(Data items)
- - - -

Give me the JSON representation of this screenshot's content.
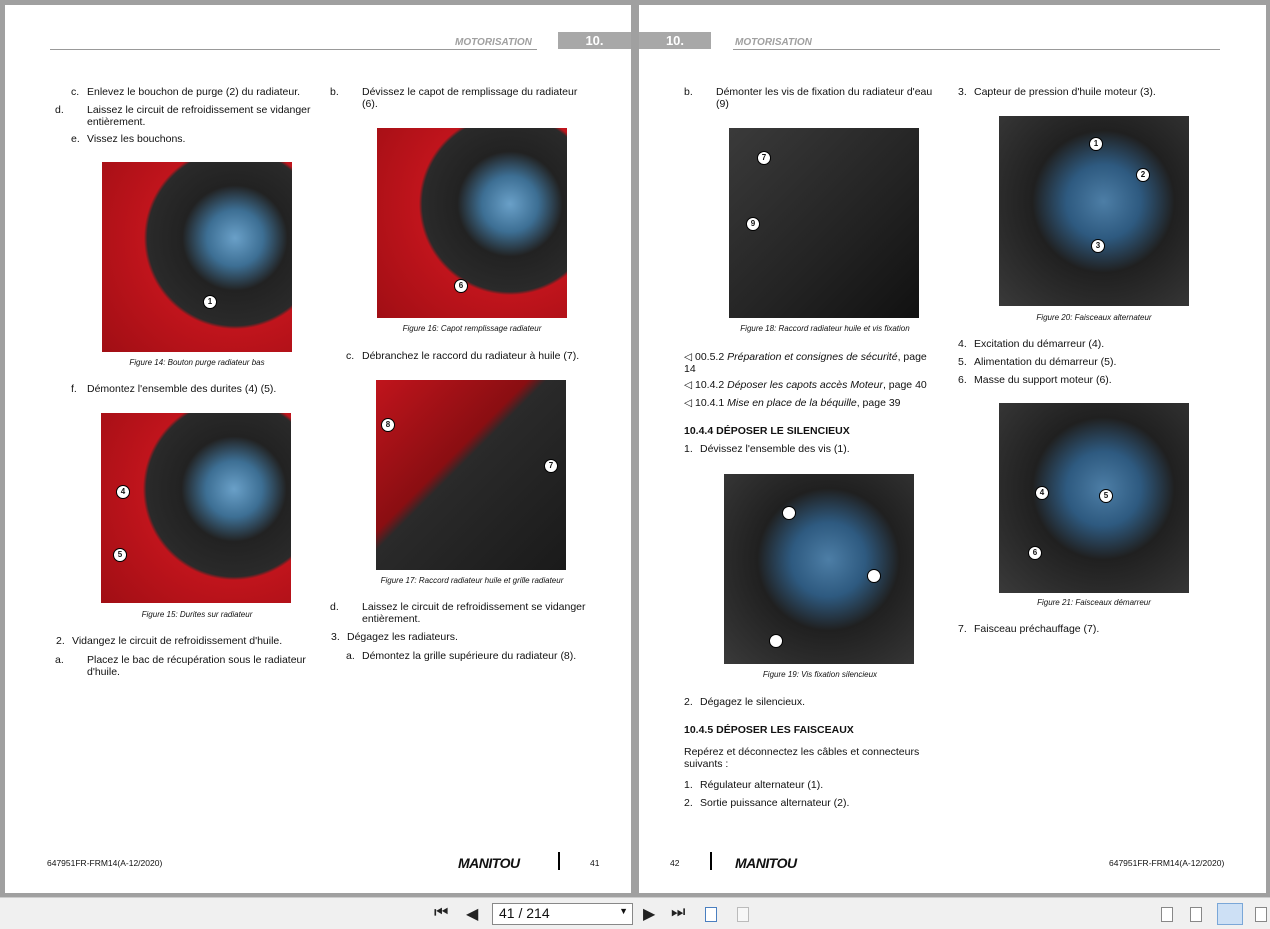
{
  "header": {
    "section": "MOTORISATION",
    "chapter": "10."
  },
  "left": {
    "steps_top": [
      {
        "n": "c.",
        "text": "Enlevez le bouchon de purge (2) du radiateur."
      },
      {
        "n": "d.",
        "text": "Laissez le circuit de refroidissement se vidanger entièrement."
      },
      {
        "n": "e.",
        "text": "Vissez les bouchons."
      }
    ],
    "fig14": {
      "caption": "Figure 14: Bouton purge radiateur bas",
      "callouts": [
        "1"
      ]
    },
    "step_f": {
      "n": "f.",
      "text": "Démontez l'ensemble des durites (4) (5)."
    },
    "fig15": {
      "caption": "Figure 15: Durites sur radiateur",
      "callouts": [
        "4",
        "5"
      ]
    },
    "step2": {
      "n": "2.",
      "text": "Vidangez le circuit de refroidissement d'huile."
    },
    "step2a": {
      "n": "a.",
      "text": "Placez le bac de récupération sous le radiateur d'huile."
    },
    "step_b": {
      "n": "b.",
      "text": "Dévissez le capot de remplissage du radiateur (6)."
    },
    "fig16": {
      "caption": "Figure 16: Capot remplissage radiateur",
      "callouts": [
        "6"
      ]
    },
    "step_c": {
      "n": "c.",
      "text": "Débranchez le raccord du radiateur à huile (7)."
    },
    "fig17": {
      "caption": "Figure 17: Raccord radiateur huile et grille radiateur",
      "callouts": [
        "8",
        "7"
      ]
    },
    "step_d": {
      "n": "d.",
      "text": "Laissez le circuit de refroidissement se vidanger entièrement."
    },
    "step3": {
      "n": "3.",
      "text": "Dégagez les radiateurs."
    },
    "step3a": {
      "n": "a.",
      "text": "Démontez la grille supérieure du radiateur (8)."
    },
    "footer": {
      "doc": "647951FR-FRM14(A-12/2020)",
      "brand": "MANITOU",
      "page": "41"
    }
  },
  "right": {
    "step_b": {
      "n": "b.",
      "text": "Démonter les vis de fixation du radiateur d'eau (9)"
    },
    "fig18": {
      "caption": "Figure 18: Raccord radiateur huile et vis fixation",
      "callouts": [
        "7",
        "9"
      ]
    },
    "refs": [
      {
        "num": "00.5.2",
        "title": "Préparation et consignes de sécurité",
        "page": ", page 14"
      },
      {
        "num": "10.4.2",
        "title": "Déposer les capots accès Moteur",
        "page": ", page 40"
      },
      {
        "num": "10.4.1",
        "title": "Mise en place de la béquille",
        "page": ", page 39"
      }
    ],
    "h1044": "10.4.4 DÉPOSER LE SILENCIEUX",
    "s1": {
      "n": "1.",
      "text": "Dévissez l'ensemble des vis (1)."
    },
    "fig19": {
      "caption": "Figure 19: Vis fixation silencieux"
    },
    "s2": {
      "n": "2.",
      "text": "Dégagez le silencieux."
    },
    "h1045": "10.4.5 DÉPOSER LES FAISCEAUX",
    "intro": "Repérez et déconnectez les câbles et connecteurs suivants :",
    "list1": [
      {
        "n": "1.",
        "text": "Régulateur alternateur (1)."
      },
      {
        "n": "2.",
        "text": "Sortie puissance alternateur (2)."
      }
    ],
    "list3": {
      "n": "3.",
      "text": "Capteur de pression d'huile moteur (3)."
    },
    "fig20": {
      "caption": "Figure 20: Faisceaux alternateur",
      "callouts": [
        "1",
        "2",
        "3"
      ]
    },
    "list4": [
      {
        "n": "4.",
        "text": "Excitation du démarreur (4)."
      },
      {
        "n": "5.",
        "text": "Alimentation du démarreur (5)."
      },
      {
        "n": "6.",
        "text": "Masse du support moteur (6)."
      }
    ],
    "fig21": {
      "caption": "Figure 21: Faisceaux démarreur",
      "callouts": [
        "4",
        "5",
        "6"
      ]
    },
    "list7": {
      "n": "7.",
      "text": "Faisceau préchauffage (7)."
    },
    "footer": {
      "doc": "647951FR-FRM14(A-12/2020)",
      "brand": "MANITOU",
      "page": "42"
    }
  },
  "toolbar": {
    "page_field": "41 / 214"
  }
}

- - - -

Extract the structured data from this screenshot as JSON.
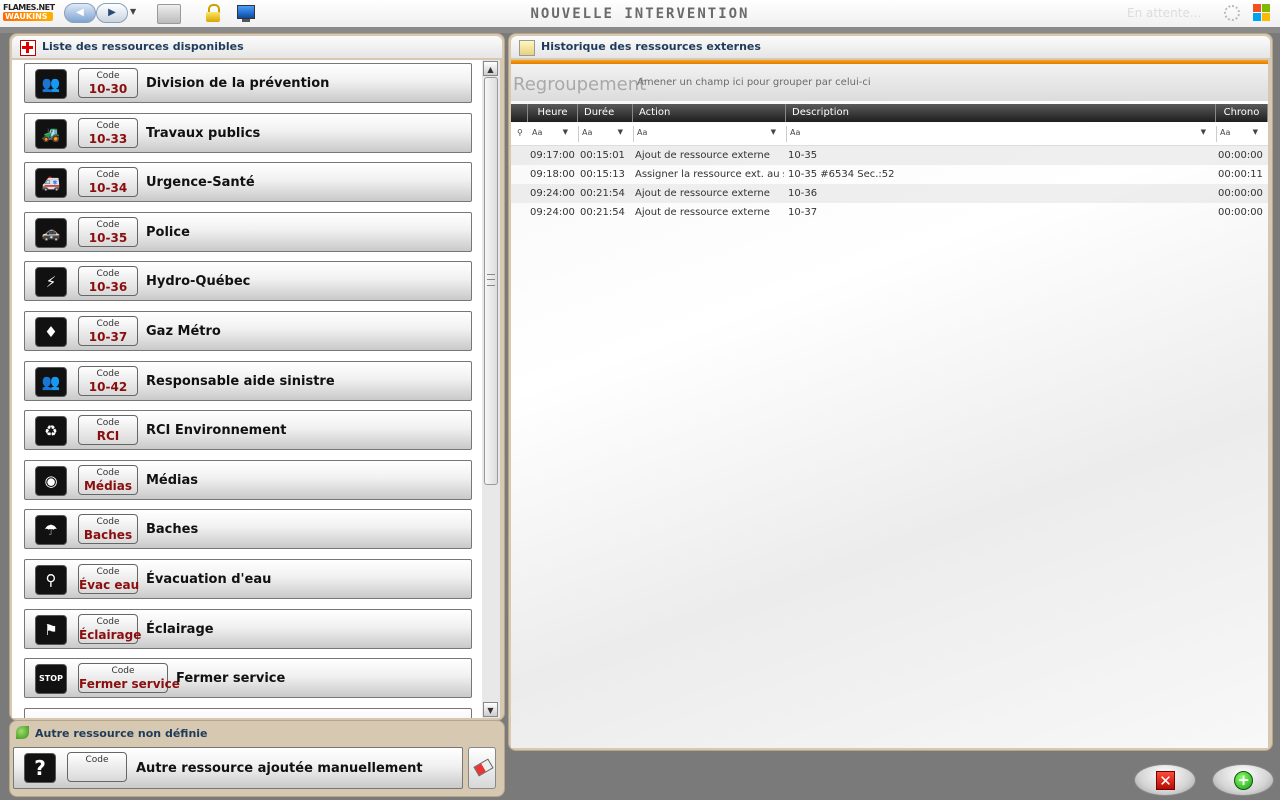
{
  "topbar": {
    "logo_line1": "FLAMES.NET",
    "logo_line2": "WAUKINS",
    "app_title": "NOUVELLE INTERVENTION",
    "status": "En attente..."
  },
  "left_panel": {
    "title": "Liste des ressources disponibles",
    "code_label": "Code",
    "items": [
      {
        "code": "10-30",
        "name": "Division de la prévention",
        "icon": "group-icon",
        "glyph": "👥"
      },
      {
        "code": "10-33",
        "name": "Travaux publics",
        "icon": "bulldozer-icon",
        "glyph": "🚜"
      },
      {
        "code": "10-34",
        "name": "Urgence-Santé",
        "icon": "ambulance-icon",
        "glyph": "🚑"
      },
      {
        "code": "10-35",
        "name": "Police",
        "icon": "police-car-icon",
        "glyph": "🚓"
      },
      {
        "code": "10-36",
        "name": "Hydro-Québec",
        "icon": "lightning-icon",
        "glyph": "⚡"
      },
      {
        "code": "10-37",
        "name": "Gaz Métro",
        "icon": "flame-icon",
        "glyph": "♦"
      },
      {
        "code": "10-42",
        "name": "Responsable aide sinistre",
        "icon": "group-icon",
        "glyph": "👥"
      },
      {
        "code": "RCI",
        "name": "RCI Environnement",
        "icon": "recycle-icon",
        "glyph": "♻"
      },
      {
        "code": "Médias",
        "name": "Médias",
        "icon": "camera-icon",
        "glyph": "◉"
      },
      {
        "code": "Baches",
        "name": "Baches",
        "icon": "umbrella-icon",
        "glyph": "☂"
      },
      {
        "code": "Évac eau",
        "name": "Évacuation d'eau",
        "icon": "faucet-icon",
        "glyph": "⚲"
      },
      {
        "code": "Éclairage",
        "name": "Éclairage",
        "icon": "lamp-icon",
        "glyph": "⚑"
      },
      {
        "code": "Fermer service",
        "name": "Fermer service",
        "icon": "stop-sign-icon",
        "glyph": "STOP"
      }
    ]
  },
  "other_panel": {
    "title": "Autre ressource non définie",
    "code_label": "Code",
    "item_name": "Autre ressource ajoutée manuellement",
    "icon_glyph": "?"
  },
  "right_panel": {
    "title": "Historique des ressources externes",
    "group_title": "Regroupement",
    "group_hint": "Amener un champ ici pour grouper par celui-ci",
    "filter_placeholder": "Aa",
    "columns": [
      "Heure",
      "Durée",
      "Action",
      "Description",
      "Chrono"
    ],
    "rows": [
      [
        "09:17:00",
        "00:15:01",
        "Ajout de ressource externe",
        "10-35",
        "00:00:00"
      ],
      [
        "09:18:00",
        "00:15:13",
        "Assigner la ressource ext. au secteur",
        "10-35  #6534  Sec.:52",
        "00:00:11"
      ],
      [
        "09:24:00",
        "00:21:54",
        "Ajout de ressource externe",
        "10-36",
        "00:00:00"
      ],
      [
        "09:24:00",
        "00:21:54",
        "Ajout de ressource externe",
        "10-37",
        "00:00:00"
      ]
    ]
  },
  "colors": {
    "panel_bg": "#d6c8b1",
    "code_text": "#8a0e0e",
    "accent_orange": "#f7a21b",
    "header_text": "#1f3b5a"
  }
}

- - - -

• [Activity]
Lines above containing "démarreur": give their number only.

• [Solution to this exercise]
3